SINGAPORE – The defense ministers of Japan, the United States and South Korea agreed Friday they would work together to ensure U.N. sanctions against North Korea are strictly enforced, including blocking ship-to-ship transfers of goods.
South Korea is not currently part of international efforts to monitor North Korea’s transfer of goods at sea, prohibited under the sanctions.
Defense Minister Takeshi Iwaya sought cooperation from South Korea on the issue, and the country’s Defense Minister Jeong Kyeong-doo responded positively, according to Iwaya.
Iwaya also told reporters that he agreed with U.S. Defense Secretary Jim Mattis and Jeong that cooperation among their defense authorities is necessary for North Korea’s denuclearization.

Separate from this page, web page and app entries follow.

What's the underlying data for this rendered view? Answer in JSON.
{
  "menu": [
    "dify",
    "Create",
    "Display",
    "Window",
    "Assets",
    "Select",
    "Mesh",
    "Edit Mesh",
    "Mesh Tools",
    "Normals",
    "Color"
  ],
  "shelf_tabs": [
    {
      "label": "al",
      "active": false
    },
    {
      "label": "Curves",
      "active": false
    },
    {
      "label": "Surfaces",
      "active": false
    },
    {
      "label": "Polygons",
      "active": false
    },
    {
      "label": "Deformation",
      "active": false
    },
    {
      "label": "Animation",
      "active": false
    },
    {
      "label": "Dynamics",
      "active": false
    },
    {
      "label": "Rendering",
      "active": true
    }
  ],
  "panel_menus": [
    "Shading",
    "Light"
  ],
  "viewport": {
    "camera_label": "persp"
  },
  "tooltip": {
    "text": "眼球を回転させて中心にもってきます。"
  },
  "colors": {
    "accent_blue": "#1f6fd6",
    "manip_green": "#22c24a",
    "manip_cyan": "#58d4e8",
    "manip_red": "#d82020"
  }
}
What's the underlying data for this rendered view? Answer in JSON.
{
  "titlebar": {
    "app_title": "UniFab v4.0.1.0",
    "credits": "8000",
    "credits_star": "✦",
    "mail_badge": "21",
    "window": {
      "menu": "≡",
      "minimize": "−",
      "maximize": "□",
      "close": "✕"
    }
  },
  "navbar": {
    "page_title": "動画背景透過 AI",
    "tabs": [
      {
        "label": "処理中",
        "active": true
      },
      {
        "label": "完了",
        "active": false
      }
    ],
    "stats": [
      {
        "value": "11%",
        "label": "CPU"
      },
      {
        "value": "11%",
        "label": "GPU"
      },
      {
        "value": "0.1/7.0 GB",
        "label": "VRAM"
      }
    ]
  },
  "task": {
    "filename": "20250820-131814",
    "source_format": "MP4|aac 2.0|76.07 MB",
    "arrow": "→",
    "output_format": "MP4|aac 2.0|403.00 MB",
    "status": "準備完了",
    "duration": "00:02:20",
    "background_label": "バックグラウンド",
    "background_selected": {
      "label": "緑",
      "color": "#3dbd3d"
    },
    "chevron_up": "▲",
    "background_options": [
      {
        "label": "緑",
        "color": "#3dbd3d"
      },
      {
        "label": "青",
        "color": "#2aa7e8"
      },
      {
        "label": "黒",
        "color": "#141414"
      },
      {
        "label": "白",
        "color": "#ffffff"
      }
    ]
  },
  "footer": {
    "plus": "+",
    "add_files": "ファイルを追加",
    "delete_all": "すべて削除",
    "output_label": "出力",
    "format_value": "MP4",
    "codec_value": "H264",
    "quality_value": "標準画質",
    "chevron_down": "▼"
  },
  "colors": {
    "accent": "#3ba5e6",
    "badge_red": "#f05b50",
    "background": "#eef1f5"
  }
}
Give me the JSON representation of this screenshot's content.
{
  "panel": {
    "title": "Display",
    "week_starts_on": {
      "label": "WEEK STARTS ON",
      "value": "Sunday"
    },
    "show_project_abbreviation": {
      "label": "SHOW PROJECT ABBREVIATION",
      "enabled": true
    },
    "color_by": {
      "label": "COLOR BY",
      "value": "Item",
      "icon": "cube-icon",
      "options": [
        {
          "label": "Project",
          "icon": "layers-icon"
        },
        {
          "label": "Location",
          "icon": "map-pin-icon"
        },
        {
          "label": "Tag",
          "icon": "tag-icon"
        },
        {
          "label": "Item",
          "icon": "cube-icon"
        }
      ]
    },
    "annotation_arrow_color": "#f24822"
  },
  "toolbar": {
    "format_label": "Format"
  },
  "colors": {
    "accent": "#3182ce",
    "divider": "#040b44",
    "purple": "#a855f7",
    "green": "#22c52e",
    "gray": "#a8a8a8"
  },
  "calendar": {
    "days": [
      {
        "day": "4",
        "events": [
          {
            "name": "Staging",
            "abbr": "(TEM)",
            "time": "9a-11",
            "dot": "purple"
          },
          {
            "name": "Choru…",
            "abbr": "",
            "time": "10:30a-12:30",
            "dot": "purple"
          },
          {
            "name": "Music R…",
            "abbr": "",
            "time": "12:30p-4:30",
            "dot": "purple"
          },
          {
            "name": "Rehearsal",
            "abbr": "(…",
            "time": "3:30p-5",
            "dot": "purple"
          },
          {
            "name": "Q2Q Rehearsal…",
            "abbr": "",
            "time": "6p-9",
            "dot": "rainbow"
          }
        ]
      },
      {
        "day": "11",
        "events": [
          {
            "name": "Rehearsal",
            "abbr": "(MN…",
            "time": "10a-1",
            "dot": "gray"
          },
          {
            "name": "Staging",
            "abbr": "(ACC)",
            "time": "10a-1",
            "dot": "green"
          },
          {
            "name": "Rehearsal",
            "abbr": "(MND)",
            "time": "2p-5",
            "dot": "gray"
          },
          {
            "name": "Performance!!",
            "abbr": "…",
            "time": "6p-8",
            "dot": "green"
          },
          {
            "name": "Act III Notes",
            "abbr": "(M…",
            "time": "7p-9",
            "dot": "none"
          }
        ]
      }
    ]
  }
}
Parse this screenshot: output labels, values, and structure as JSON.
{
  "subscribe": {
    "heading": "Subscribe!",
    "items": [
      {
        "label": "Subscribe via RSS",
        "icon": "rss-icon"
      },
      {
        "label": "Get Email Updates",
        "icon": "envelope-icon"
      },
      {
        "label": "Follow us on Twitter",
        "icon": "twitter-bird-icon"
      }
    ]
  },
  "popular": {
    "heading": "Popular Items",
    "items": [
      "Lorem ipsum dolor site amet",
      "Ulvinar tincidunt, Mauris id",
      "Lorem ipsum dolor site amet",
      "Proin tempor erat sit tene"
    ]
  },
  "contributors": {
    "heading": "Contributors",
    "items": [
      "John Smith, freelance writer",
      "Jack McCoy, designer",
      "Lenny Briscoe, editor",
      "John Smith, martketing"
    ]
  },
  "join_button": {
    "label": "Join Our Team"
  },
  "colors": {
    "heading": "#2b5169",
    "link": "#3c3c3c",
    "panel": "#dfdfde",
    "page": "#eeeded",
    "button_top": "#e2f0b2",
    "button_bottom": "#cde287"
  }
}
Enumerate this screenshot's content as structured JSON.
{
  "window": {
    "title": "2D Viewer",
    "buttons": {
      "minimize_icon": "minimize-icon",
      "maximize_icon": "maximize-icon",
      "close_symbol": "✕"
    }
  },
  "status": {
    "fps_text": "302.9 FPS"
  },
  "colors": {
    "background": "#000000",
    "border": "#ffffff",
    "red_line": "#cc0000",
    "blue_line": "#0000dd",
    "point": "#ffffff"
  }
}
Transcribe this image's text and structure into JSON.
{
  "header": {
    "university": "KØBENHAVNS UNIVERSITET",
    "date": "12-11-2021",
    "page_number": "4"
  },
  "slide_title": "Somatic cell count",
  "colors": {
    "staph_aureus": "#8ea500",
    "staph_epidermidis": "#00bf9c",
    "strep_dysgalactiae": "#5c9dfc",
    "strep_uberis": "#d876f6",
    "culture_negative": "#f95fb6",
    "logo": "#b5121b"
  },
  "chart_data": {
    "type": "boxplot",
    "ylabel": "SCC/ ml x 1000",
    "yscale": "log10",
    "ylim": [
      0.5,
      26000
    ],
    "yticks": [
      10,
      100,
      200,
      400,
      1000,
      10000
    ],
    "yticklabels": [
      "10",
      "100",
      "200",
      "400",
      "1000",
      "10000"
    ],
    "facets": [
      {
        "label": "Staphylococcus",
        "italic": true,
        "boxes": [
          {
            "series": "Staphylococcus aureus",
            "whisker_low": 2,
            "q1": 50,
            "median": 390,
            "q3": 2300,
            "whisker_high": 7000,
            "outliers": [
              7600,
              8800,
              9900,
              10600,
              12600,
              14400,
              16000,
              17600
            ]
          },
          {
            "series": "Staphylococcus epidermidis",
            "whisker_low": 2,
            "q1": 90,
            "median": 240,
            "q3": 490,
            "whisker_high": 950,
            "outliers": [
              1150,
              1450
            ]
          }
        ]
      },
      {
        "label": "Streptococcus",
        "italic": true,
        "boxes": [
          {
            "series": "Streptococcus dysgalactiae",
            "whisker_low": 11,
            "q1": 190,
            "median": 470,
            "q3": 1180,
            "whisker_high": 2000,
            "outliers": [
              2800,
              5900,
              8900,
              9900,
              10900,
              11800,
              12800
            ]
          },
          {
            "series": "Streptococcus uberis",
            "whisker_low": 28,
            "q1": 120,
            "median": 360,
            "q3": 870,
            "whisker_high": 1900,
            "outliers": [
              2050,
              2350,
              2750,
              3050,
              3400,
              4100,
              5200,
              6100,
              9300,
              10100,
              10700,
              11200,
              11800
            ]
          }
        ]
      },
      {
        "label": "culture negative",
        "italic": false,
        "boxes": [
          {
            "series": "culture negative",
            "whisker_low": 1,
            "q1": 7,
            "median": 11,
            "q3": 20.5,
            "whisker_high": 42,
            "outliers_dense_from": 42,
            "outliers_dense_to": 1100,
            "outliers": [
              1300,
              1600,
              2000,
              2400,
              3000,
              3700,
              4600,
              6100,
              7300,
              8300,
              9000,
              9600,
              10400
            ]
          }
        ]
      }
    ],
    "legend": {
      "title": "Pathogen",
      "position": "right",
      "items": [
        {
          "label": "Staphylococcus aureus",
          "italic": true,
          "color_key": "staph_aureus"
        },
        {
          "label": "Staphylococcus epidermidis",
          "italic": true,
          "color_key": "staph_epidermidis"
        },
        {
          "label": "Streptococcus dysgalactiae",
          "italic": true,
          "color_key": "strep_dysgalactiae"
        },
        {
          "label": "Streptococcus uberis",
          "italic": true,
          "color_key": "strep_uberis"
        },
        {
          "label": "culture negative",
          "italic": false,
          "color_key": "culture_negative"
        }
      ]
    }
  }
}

The trilateral meeting came ahead of a proposed second summit between U.S. President Donald Trump and North Korean leader Kim Jong Un, which Trump expects to realize in the near future.
The historic U.S.-North Korea summit in Singapore in June boosted expectations for the denuclearization of the Korean Peninsula, but no tangible progress has been made since then.
“We’d like to have hopes but we also need to view developments regarding North Korea’s denuclearization carefully,” Iwaya told his U.S. and South Korean counterparts at the meeting.
The three defense chiefs confirmed their support for diplomatic efforts in achieving North Korea’s denuclearization in a complete, verifiable and irreversible manner.
During the meeting, which was held on the sidelines of the annual ASEAN Defense Ministers’ Meeting Plus, Mattis also expressed concern about China’s militarization of the South China Sea.
The defense ministers from the 10 member states of the Association of Southeast Asian Nations have gathered with their counterparts from eight major powers outside the region — the United States, China, Japan, India, South Korea, Russia, Australia and New Zealand.